My sister hinted to me, that there was great pride and rudeness in Lady Roxeter's refusing to join in our amusements; which induced me on one occasion to urge her to take part in a game of cards. We were in the drawing-room, after tea, and there were no persons present but such as I was very intimate with ;-it was soon after the birth of Theodore;-and when we were cutting in for whist, and my sister held the cards to her, I urged her to take one. She excused herself in a playful way for some minutes, saying, she did not know the cards, and should be obliged to count the spots like a baby. But, on my saying that I insisted upon her doing as I desired, that I would have her act as others did, and not pour contempt on me and my company by singularity, she said, in a low voice to me, Dear Theodore, please to excuse me; do not enforce your commands; I cannot obey; I will give you my reasons at another time.”
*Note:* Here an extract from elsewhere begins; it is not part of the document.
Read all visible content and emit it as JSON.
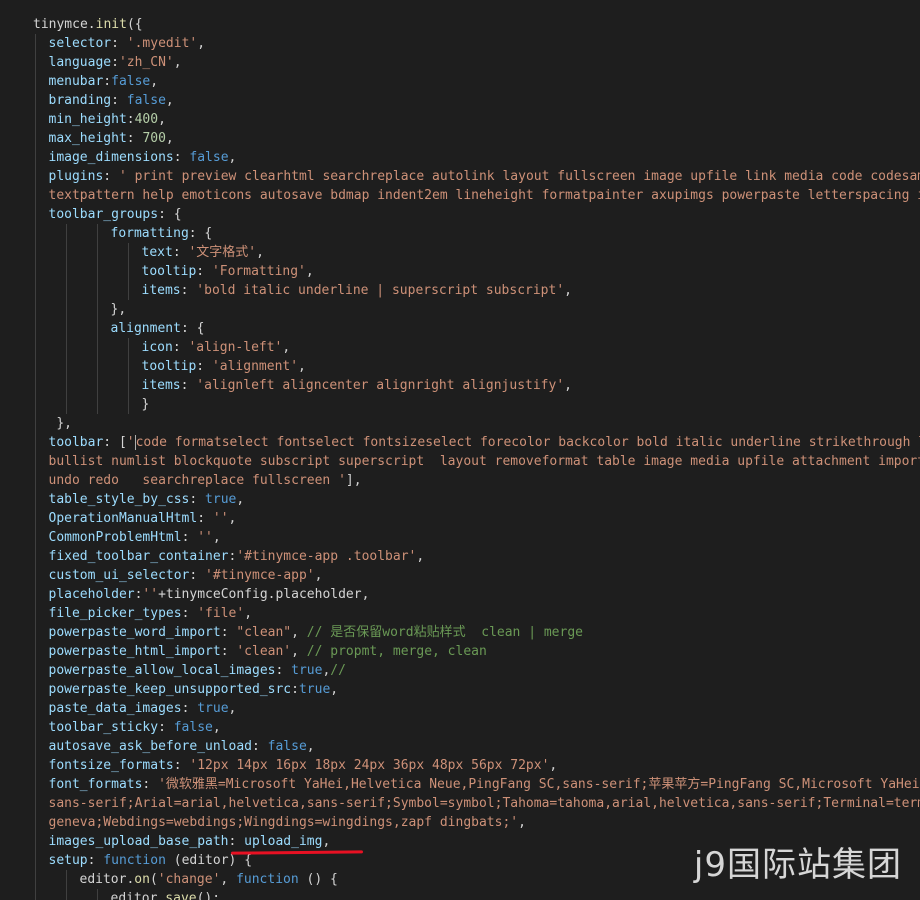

"Do you think it a sin to play at cards, Lady Roxeter ?" asked my sister, who had overheard the whisper.

"No," she replied, firmly,“I do not condemn any person who plays; the evil is not in the cards, but in what they may lead to.” And then she added, " I should be much obliged to you, Lady Seaforth, if you would allow me the liberty you take yourself. I do not choose to play.”

I started up from the sofa on which I sat near to her, and, placing myself with my back to the fire, I told her that I did not admire the word choose from the mouth of a married woman; and that I should be obliged to her to explain if it were meant for my ears, or for those of any

other person. She gave me one of those lovely imploring looks which she had sometimes before bestowed upon me: and then smiling, she addressed the company, and said, “Now, ladies and gentlemen, if you are polite, you will withdraw, and leave my Lord and Lady to fight it out. I feel, Í own, something like the naughty boy, who would not say, A, lest he should have to learn B, and I am

« EelmineJätka »